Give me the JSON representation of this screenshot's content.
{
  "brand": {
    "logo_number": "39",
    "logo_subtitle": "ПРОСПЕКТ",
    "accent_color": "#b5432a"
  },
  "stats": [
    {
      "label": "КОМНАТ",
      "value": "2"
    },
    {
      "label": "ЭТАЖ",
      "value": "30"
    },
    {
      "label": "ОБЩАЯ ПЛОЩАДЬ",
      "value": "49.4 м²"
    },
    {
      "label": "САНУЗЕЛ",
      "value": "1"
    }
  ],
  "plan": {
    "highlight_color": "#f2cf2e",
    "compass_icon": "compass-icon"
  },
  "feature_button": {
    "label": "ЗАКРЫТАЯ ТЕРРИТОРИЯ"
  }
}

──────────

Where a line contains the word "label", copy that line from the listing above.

■ Output:
      "label": "КОМНАТ",
      "label": "ЭТАЖ",
      "label": "ОБЩАЯ ПЛОЩАДЬ",
      "label": "САНУЗЕЛ",
    "label": "ЗАКРЫТАЯ ТЕРРИТОРИЯ"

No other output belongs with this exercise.